When we’re looking at this value-based demo and quality measures, it’s an opportunity to learn what matters the most to the patient and provider. We start off with a structured analysis of outcome measures and process measures. Within these, you have measures that are objective and those that are subjective, meaning at risk of manipulation. A combination of outcome and process measures is the best way to go. Having those kinds of quality elements as part of the process tying into the patient outcomes is important, because of the risk of manipulation. The more objective the quality measures, the better.
What’s the biggest risk in value-based care for hospices?
The biggest thing that stands out for me at this point is all of those warning signs of having stepped up regulatory oversight. The [U.S. Department of Health and Human Services’ Office of Inspector General (OIG)] has increased audits in hospice, and there is still very high interest from CMS looking at the issue of relatedness. There may be a proceedingly growing interest from the hospice community saying, “Let’s get out of this relatedness issue, and just give us the money to do everything to give that quality of care.”
When we’re looking at hospice and at several different facets of it, the issue of value-based care as a whole is clearly important. Tied into VBID is the issue of quality of services, quality measures and public reporting for the traditional Medicare benefit. This is not just for those carved into the VBID approach. Quality becomes a focus everywhere, and some of the new standards coming out from Congress and otherwise are there for quality enforcement.
You are also seeing even more oversight actions stepping up against the claims side of hospice care too, so that’s another aspect to pay serious attention to.
What can they do to navigate potential pitfalls in a VBID world? What is going to be key for hospices to sink or swim as the demonstration makes waves in the industry?
Hospices should be redoubling their own internal auditing efforts, and likewise on the claims side as well, focusing on that quality of care. This can go a long way to preventing issues around quality.

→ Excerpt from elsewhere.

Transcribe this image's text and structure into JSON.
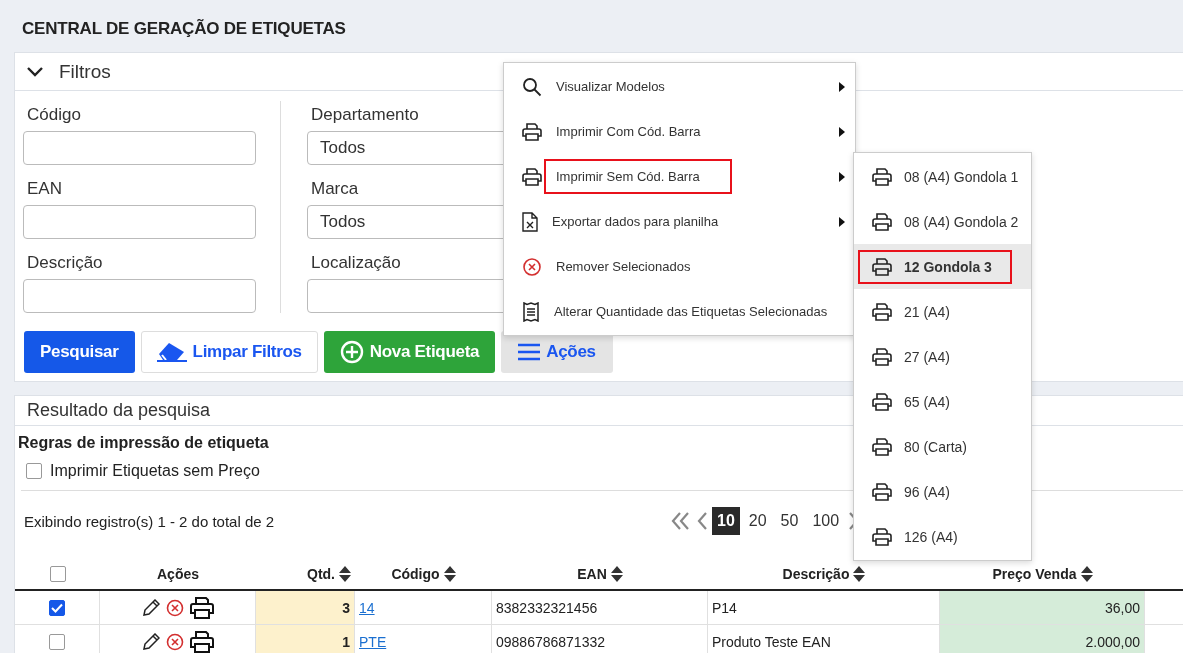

Documentation is one of the biggest pieces of evidence that a hospice can have in saying why they provided this or that type of service or care at a certain cost. Hospices will need to go back to basics to strengthen their documentation and really look at how their processes really work.